He was replying to a listed question from Opposition Senator Wade Mark as to what steps were being taken to ensure the repayment of these funds, whose existence was disclosed in the 2019 Auditor General’s Report on the Public Accounts.
Rambharat said a scholar must serve TT for a period determined by the amount of funds he or she receives.
“A scholar who fails to fulfil his or her period of service or who is in breach of the scholarship agreement is required to repay all the funds expended on the scholarship.”
A scholar has three options as to how they repay the funds, by way of a lump sum, monthly instalments or a combination of both.
“The sum of $26 million referred to in the Auditor General’s Report is in respect of 158 defaulting scholars. The default took place when my friends on the other side were in government.
“Since they failed to act within the period set by the law to bring actions against the defaulting students, of those 158 scholars referred to in the Auditor General’s report, 86 are in respect of claims which are now statute-barred.”

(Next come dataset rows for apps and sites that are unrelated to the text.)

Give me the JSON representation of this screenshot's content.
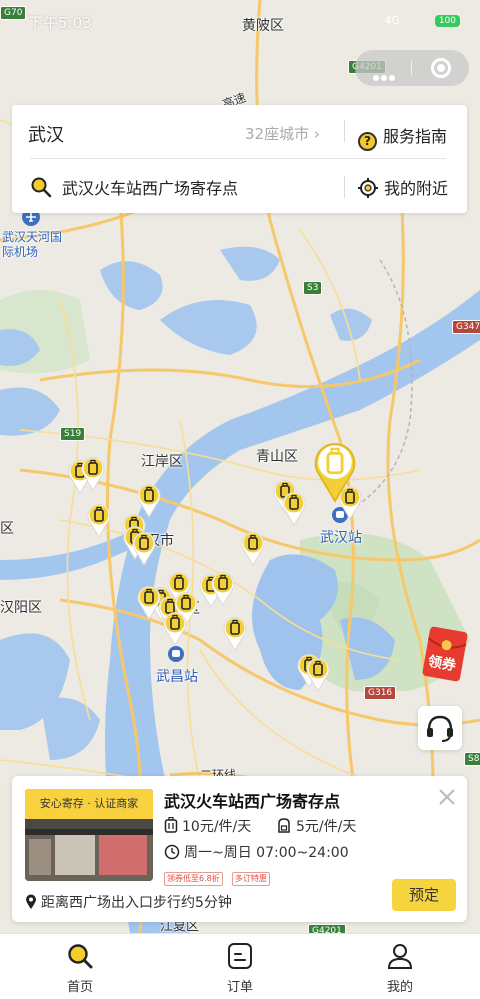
{
  "status_bar": {
    "time": "下午5:03",
    "battery": "100",
    "network": "4G"
  },
  "map": {
    "districts": [
      "黄陂区",
      "江岸区",
      "青山区",
      "武汉站",
      "武昌站",
      "汉阳区",
      "江夏区",
      "武汉天河国际机场"
    ],
    "route_shields": [
      "G70",
      "G4201",
      "S3",
      "G347",
      "S19",
      "G316",
      "G4201",
      "S8"
    ],
    "partial_labels": {
      "hankou_city": "汉口",
      "hanyang_left": "区",
      "river_road": "二环线",
      "jiangxia": "江夏区",
      "wuchang_frag": "区",
      "hankou_suffix": "汉市",
      "highway": "高速"
    },
    "accent_color": "#f2cf36"
  },
  "top_card": {
    "city": "武汉",
    "city_count": "32座城市",
    "guide_label": "服务指南",
    "search_value": "武汉火车站西广场寄存点",
    "nearby_label": "我的附近"
  },
  "coupon": {
    "label": "领券"
  },
  "store_card": {
    "photo_tag": "安心寄存 · 认证商家",
    "name": "武汉火车站西广场寄存点",
    "price_large": "10元/件/天",
    "price_small": "5元/件/天",
    "hours": "周一~周日 07:00~24:00",
    "badges": [
      "领券低至6.8折",
      "多订特惠"
    ],
    "distance": "距离西广场出入口步行约5分钟",
    "book_label": "预定"
  },
  "tabs": [
    {
      "label": "首页",
      "icon": "search-icon",
      "active": true
    },
    {
      "label": "订单",
      "icon": "order-icon",
      "active": false
    },
    {
      "label": "我的",
      "icon": "profile-icon",
      "active": false
    }
  ]
}
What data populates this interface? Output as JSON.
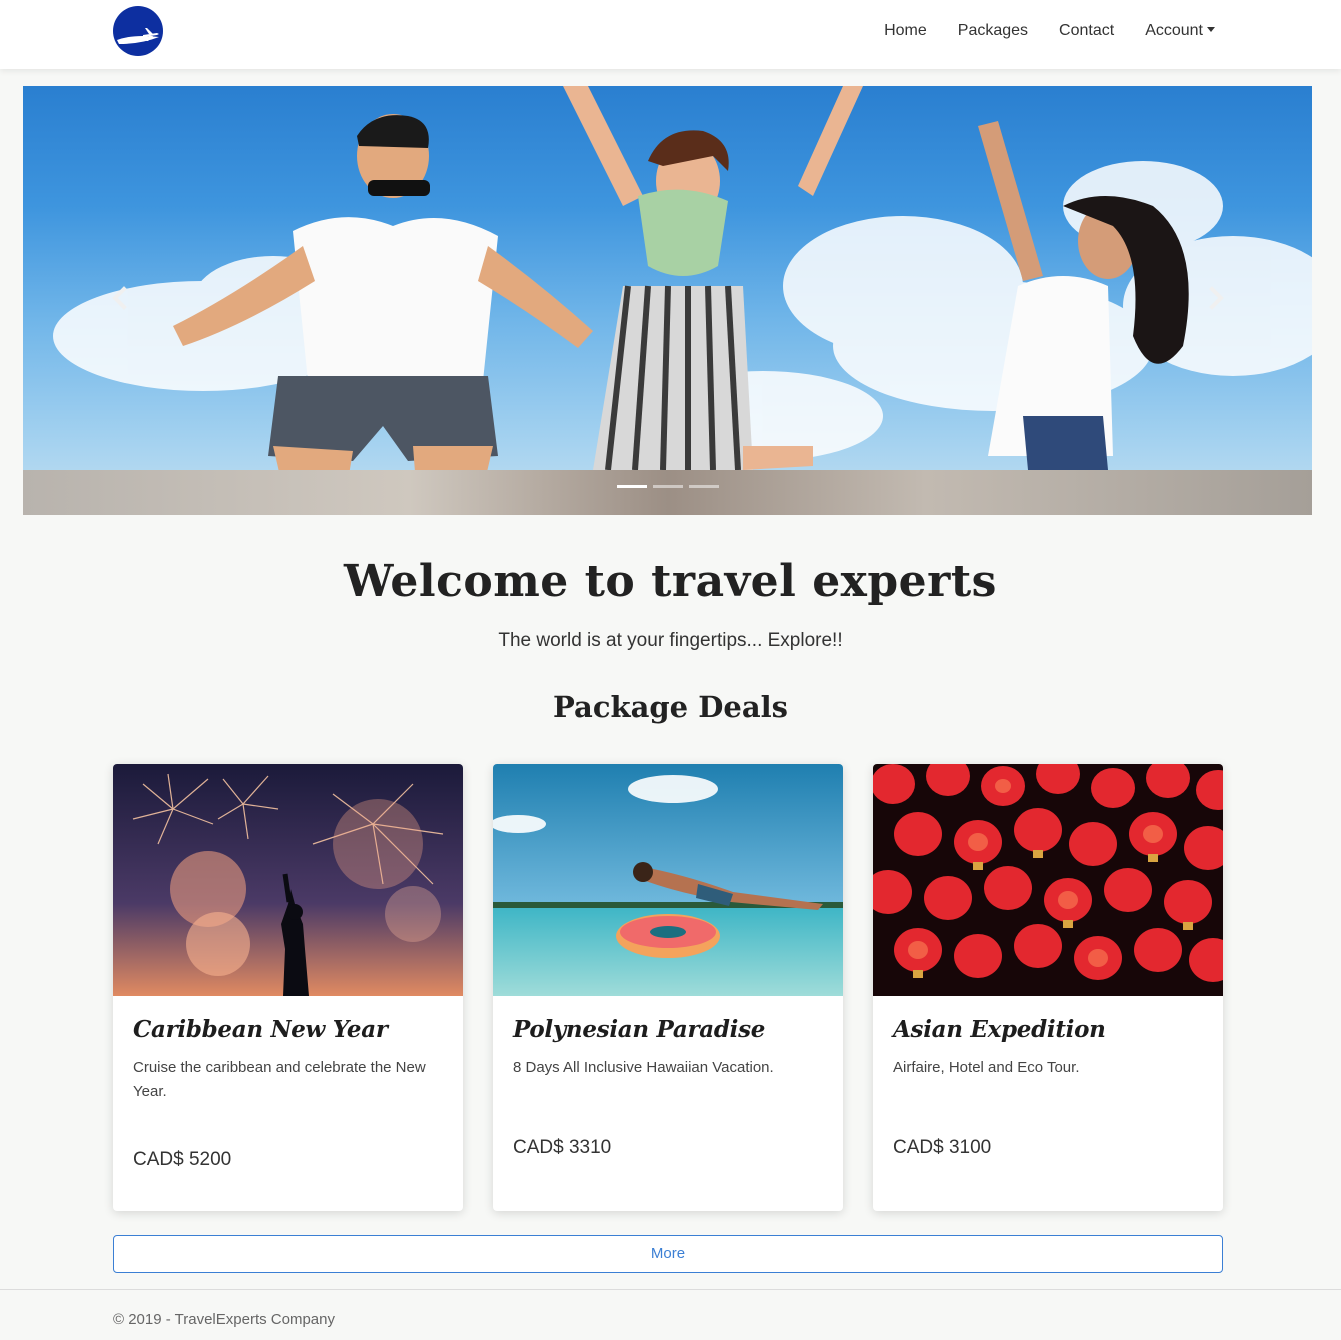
{
  "nav": {
    "logo": "plane-globe-logo",
    "links": [
      "Home",
      "Packages",
      "Contact",
      "Account"
    ]
  },
  "carousel": {
    "slides": 3,
    "active_slide": 1,
    "prev_icon": "chevron-left-icon",
    "next_icon": "chevron-right-icon"
  },
  "hero": {
    "title": "Welcome to travel experts",
    "tagline": "The world is at your fingertips... Explore!!"
  },
  "deals": {
    "title": "Package Deals",
    "packages": [
      {
        "name": "Caribbean New Year",
        "description": "Cruise the caribbean and celebrate the New Year.",
        "price": "CAD$ 5200"
      },
      {
        "name": "Polynesian Paradise",
        "description": "8 Days All Inclusive Hawaiian Vacation.",
        "price": "CAD$ 3310"
      },
      {
        "name": "Asian Expedition",
        "description": "Airfaire, Hotel and Eco Tour.",
        "price": "CAD$ 3100"
      }
    ],
    "more_label": "More"
  },
  "footer": {
    "text": "© 2019 - TravelExperts Company"
  },
  "colors": {
    "brand_blue": "#0d2fa0",
    "link_blue": "#3b7fd4"
  }
}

The failure to act within the time set by law meant the Ministry of Education was now unable to act against the defaulting scholars.
“The ministry will take the appropriate action not only in respect of the remaining defaulting scholars, but all defaulting scholars, Madam President.”
Mark, in a supplemental question, asked about measures against defaulters who were not statute-barred.
Rambharat replied that the student is first told the debt is due. If the scholar does take any of the three options to repay the amount owed, ultimately the ministry has recourse to the law court, he said.
Mark asked if legal action will be taken against those who are not statute-barred.
Rambharat replied, “As I had previously indicated when I used the term ‘appropriate measures,’ the possibility of taking legal action is always alive in these matters.”